A short time later, I was again blown away at a casual dinner held at Square One restaurant in San Francisco, where my long time wine brother, Nunzio Alioto, kindly opened 4 amazing, for me, “once in a life time” French Syrahs–1990 Vincent Gasse Côte Rôtie, 1990 Gallet Côte Rôtie, 1990 Gentaz Dervieux Côte Rôtie & a 1990 Jean Louis Chave Ermitage “Cuvée Cathelin”. Wholly smoke!, this certainly was a night to remember & really fueled my love for such northern Rhone Syrah wines. It made me wonder, how could man create wines like this that transcend what the fruit & the oak offer?
The wonders continued with samplings of the string of Chave Hermitage–the 1978 & 1983 really being memorable; multiple aged vintages of Gentaz Dervieux, Verset & Clape wines. Each were WOW, beguiling experiences & I am so thankful to have experienced such treasures, especially with my dear friend Nunzio Alioto & later with the VINO gang.
Furthermore, because of these Syrah epiphanies, I still always keep an eye out for Syrah based red wine that would also ring my bell.
I remember, for instance, noticing a lot of 1982 Gentaz Dervieux Cote Rotie at the KHPR Radio wine auction one year. The wines were procured by well renown wine auctioneer, Archie McLaren from a collector in Texas. Jim Clendenen & I stood in the back anxiously waiting for the lot to come up for bid, like two hungry wolves. We should have been smarter, as we did not have an auction paddle & just held up our hand to place a bid. Since Hawaii is such a small town when it comes to fine wine, others starting bidding too, because they saw it was the two of us & figured if we are bidding on these wines, they must be good! I shouldn’t complain, though, as we still got the lot for $35 a bottle, a REAL steal, even though this was in the mid-90’s. I truly believe that only Jim, myself & perhaps Archie had a grasp of what these wines were or how hard they were to get. Well, that is certainly not the case any more, that’s for sure. (By the way, tasting the wine eventually was yet another mind blowing experience.)
My generation was very fortunate to have a visionary palate & importer like Kermit Lynch to sniff out these kinds of “game changers” & expose them to young, impressionable minds like myself. When more & more small, specialized importers came onto the national wine scene, I realized what separated Kermit from the rest, was his eye for that special artisan, who could connect & realize the true potential of a special site in a very personal way. Furthermore, many of the selections had a soulfulness to them AND thankfully a wonderful deliciousness & remarkable balance. Yes, he had/has a gift. There has been, after all, only one Marius Gentaz & only one Noël Verset, just to name a couple of examples.
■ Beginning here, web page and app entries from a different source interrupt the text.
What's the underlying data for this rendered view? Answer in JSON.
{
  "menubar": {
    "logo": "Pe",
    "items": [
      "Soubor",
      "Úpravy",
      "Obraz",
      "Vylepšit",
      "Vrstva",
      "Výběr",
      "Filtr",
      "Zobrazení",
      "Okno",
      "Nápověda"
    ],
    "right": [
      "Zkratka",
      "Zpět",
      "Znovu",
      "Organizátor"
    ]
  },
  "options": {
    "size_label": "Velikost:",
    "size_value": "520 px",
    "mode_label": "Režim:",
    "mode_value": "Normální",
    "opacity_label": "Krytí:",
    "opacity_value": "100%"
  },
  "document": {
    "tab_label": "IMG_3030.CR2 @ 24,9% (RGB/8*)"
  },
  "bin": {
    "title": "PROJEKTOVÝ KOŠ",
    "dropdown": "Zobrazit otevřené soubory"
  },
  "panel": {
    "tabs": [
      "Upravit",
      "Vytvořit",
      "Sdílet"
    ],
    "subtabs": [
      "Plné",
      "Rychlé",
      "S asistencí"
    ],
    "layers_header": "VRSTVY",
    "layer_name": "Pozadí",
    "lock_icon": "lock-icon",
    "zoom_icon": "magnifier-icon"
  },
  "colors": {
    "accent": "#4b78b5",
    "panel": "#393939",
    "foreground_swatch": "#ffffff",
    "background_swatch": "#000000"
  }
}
Aside from who I considered to be the 3 masters of the time–Chave, Gentaz & Verset–Kermit also championed St Joseph “below the radar” winemaking studs such Joseph Panel & Raymond Trollat & Auguste Clape (& son Pierre-Marie & grandson, Olivier) & later on Thierry Allemand from Cornas. These are/were truly artisan, profound, rustic, soulful Syrah, done in a style we sadly see less & less today. And, later on, Kermit would introduced us to Pierre Gonon & Jean-Pierre Monier of St Joseph & Philippe Faury.
Again I ask–how could man create wines like this that transcend what the fruit & the oak offer?